In addition to the daily licking administered by the Chinese, the Kan Cabinet is now being thoroughly licked at home. They’ve backed down in the face of threats to national sovereignty, which is the most serious mistake any government can make. That the government thought it took the wise and prudent course of action demonstrates their lack of qualifications, as the Chinese themselves put it, and it seems to have awakened something in Japan. The opposition hammered the Cabinet during question time last week, and the government’s response of lies, evasions, and faux anger merely exposed their Beta maleness to a domestic audience. The news media is getting fat off the feeding frenzy.
Tanaka Shusei, who is quoted at the top of the post, isn’t the first to speculate that the Kan government won’t last beyond next spring, but he’s one of the first to speculate that it might not make it to the end of the year. If he’s right, it will be very difficult for the DPJ to avoid a Diet dissolution and a lower house election. They’ve already pushed their luck once by staying in office after their defeat in the July upper house election.
That may be the silver lining to this cloud. The sooner the impotent ones are cashiered, and the sooner the Rube Goldberg contraption that is the Democratic Party of Japan is dismantled and rebuilt with fewer parts, the sooner the nation can get a handle on its problems and reestablish the national sovereignty that was placed in a blind trust 65 years ago. After the events of the past six weeks, the public might now be ready for it.

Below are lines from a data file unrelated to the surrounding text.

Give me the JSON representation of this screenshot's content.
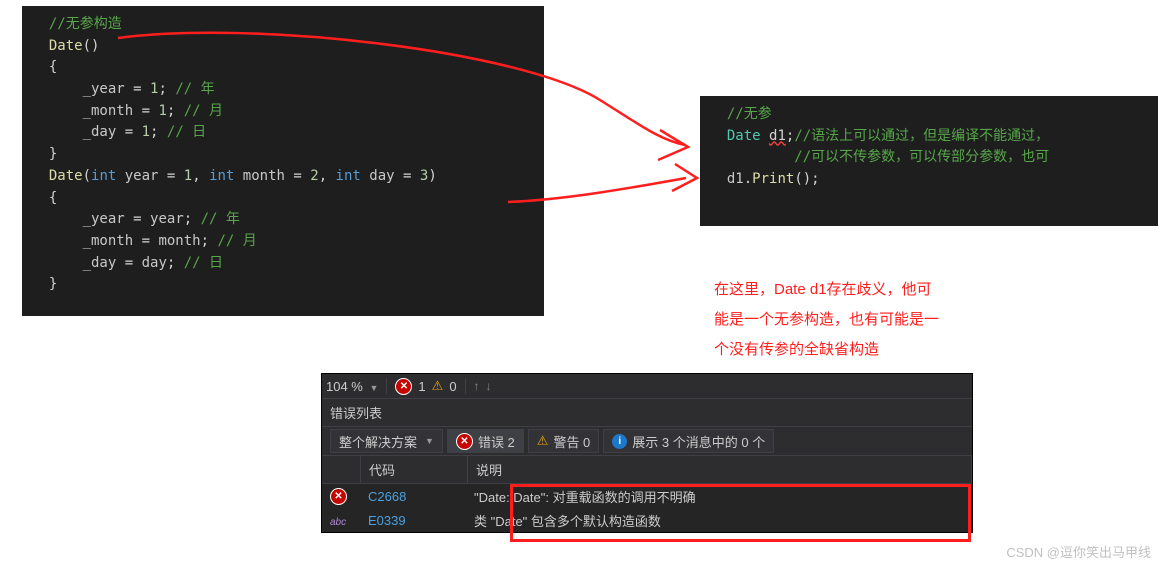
{
  "code1": {
    "c_noarg": "//无参构造",
    "date_fn": "Date",
    "year_assign": "_year",
    "month_assign": "_month",
    "day_assign": "_day",
    "one": "1",
    "c_year": "// 年",
    "c_month": "// 月",
    "c_day": "// 日",
    "int": "int",
    "p_year": "year",
    "p_month": "month",
    "p_day": "day",
    "v1": "1",
    "v2": "2",
    "v3": "3"
  },
  "code2": {
    "c_noarg": "//无参",
    "date_type": "Date",
    "d1": "d1",
    "c_line1": "//语法上可以通过，但是编译不能通过，",
    "c_line2": "//可以不传参数，可以传部分参数，也可",
    "print": "Print"
  },
  "explain": {
    "l1": "在这里，Date d1存在歧义，他可",
    "l2": "能是一个无参构造，也有可能是一",
    "l3": "个没有传参的全缺省构造"
  },
  "errorPanel": {
    "zoom": "104 %",
    "top_err_count": "1",
    "top_warn_count": "0",
    "title": "错误列表",
    "scope": "整个解决方案",
    "err_label": "错误 2",
    "warn_label": "警告 0",
    "info_label": "展示 3 个消息中的 0 个",
    "col_code": "代码",
    "col_desc": "说明",
    "rows": [
      {
        "icon": "err",
        "code": "C2668",
        "desc": "\"Date::Date\": 对重载函数的调用不明确"
      },
      {
        "icon": "abc",
        "code": "E0339",
        "desc": "类 \"Date\" 包含多个默认构造函数"
      }
    ]
  },
  "watermark": "CSDN @逗你笑出马甲线"
}
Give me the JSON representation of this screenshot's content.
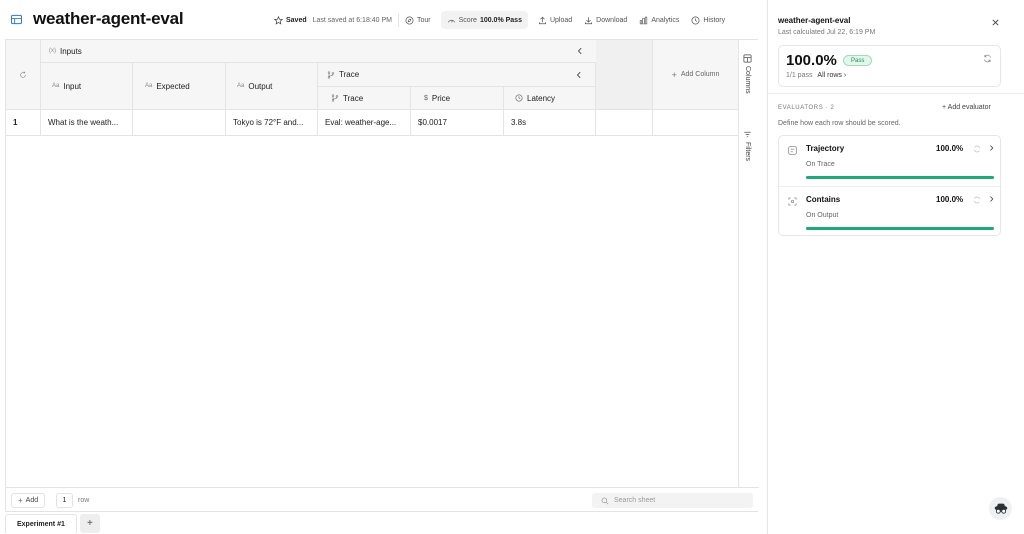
{
  "app": {
    "title": "weather-agent-eval",
    "icon": "sheet-icon"
  },
  "toolbar": {
    "saved_label": "Saved",
    "saved_sub": "Last saved at 6:18:40 PM",
    "tour": "Tour",
    "score_label": "Score",
    "score_value": "100.0% Pass",
    "upload": "Upload",
    "download": "Download",
    "analytics": "Analytics",
    "history": "History"
  },
  "grid": {
    "group_inputs": "Inputs",
    "group_trace": "Trace",
    "type_text": "Aa",
    "columns": {
      "input": "Input",
      "expected": "Expected",
      "output": "Output",
      "trace": "Trace",
      "price": "Price",
      "latency": "Latency"
    },
    "add_column": "Add Column",
    "rows": [
      {
        "index": "1",
        "input": "What is the weath...",
        "expected": "",
        "output": "Tokyo is 72°F and...",
        "trace": "Eval: weather-age...",
        "price": "$0.0017",
        "latency": "3.8s"
      }
    ]
  },
  "side_tabs": {
    "columns": "Columns",
    "filters": "Filters"
  },
  "footer": {
    "add": "Add",
    "row_count": "1",
    "row_label": "row",
    "search_placeholder": "Search sheet"
  },
  "tabs": [
    {
      "label": "Experiment #1"
    }
  ],
  "tab_add": "+",
  "panel": {
    "title": "weather-agent-eval",
    "subtitle": "Last calculated Jul 22, 6:19 PM",
    "score": "100.0%",
    "badge": "Pass",
    "pass_line": "1/1 pass",
    "rows_filter": "All rows ›",
    "evaluators_header": "EVALUATORS · 2",
    "add_evaluator": "+ Add evaluator",
    "description": "Define how each row should be scored.",
    "evaluators": [
      {
        "name": "Trajectory",
        "pct": "100.0%",
        "on": "On Trace",
        "fill": 1.0
      },
      {
        "name": "Contains",
        "pct": "100.0%",
        "on": "On Output",
        "fill": 1.0
      }
    ]
  },
  "colors": {
    "accent_green": "#1fa87a",
    "pass_bg": "#e3f6ec",
    "pass_text": "#1f8a55"
  }
}
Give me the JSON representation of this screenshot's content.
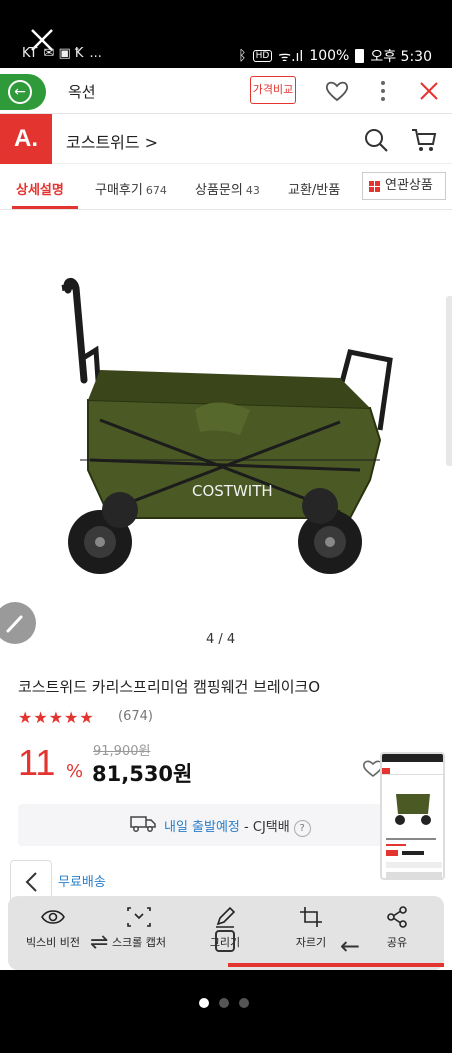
{
  "statusbar": {
    "carrier": "KT",
    "notif_more": "...",
    "battery": "100%",
    "time": "오후 5:30",
    "signal_hd": "HD"
  },
  "browser": {
    "tab_title": "옥션",
    "price_compare": "가격비교"
  },
  "app": {
    "logo": "A.",
    "store_name": "코스트위드 >"
  },
  "tabs": [
    {
      "label": "상세설명",
      "count": ""
    },
    {
      "label": "구매후기",
      "count": "674"
    },
    {
      "label": "상품문의",
      "count": "43"
    },
    {
      "label": "교환/반품",
      "count": ""
    },
    {
      "label": "연관상품",
      "count": ""
    }
  ],
  "product": {
    "image_counter": "4 / 4",
    "brand_on_image": "COSTWITH",
    "title": "코스트위드 카리스프리미엄 캠핑웨건 브레이크O",
    "stars": "★★★★★",
    "rating": 5,
    "review_count": "(674)",
    "discount": "11",
    "discount_unit": "%",
    "original_price": "91,900원",
    "sale_price": "81,530원",
    "shipping_date": "내일 출발예정",
    "shipping_carrier": " - CJ택배",
    "shipping_help": "?",
    "free_shipping": "무료배송"
  },
  "capture_toolbar": {
    "items": [
      {
        "label": "빅스비 비전",
        "icon": "eye-icon"
      },
      {
        "label": "스크롤 캡처",
        "icon": "scroll-capture-icon"
      },
      {
        "label": "그리기",
        "icon": "pencil-icon"
      },
      {
        "label": "자르기",
        "icon": "crop-icon"
      },
      {
        "label": "공유",
        "icon": "share-icon"
      }
    ]
  },
  "colors": {
    "accent": "#e3342f",
    "browser_green": "#2e9a3a",
    "link_blue": "#2a7fc9",
    "wagon_green": "#4b5a25"
  }
}
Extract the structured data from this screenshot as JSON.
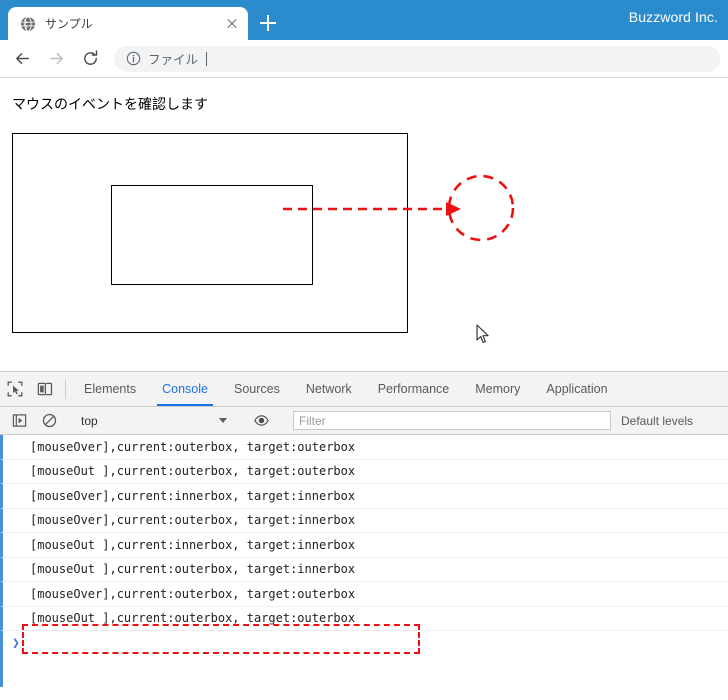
{
  "browser": {
    "brand": "Buzzword Inc.",
    "tab": {
      "title": "サンプル",
      "favicon_icon": "globe-icon",
      "close_icon": "close-icon"
    },
    "new_tab_icon": "plus-icon",
    "nav": {
      "back_icon": "arrow-left-icon",
      "forward_icon": "arrow-right-icon",
      "reload_icon": "reload-icon"
    },
    "omnibox": {
      "info_icon": "info-circle-icon",
      "value": "ファイル",
      "separator": "|"
    }
  },
  "page": {
    "heading": "マウスのイベントを確認します",
    "outerbox_name": "outerbox",
    "innerbox_name": "innerbox",
    "cursor_icon": "mouse-pointer-icon",
    "annotation_color": "#ee1111"
  },
  "devtools": {
    "inspect_icon": "inspect-element-icon",
    "device_icon": "device-toolbar-icon",
    "tabs": [
      {
        "label": "Elements",
        "active": false
      },
      {
        "label": "Console",
        "active": true
      },
      {
        "label": "Sources",
        "active": false
      },
      {
        "label": "Network",
        "active": false
      },
      {
        "label": "Performance",
        "active": false
      },
      {
        "label": "Memory",
        "active": false
      },
      {
        "label": "Application",
        "active": false
      }
    ],
    "filterbar": {
      "execute_icon": "execute-snippet-icon",
      "clear_icon": "clear-console-icon",
      "context": "top",
      "eye_icon": "live-expression-icon",
      "filter_placeholder": "Filter",
      "levels_label": "Default levels"
    },
    "console_rows": [
      "[mouseOver],current:outerbox, target:outerbox",
      "[mouseOut ],current:outerbox, target:outerbox",
      "[mouseOver],current:innerbox, target:innerbox",
      "[mouseOver],current:outerbox, target:innerbox",
      "[mouseOut ],current:innerbox, target:innerbox",
      "[mouseOut ],current:outerbox, target:innerbox",
      "[mouseOver],current:outerbox, target:outerbox",
      "[mouseOut ],current:outerbox, target:outerbox"
    ],
    "highlighted_row_index": 7,
    "prompt_symbol": "❯"
  }
}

Had the DPJ leadership studied actual history in their younger days instead of left-wing theory, they could have learned a valuable lesson from the actions of the American Democrats in 1962, when the American Democrats still had a spine. On 25 October that year, UN Ambassador Adlai Stevenson confronted Soviet Ambassador Valerian Zorin during a meeting of the Security Council about the missiles the Soviets had placed in Cuba. (It was broadcast live, which was rare in those days.) Stevenson said:
Let me ask you one simple question: Do you, Ambassador Zorin, deny that the U.S.S.R. has placed and is placing medium- and intermediate-range missiles and sites in Cuba? Yes or no—don’t wait for the translation—yes or no?
A few minutes later, the Americans set up an easel in the Security Council chambers and showed the world intelligence photos taken of Soviet missile base construction in Cuba. They also allowed any of the delegates to view the photos themselves at close range later while Stevenson provided an explanation.
Had the Kan government been born with a spine, they would have done the same with the video taken by the Japanese Coast Guard. They could have shown the world what the Chinese did, just as the world saw what the Soviets were doing in 1962.
But that’s too much to hope for with this lot, I’m afraid. They’ve been licked in every sense of the word.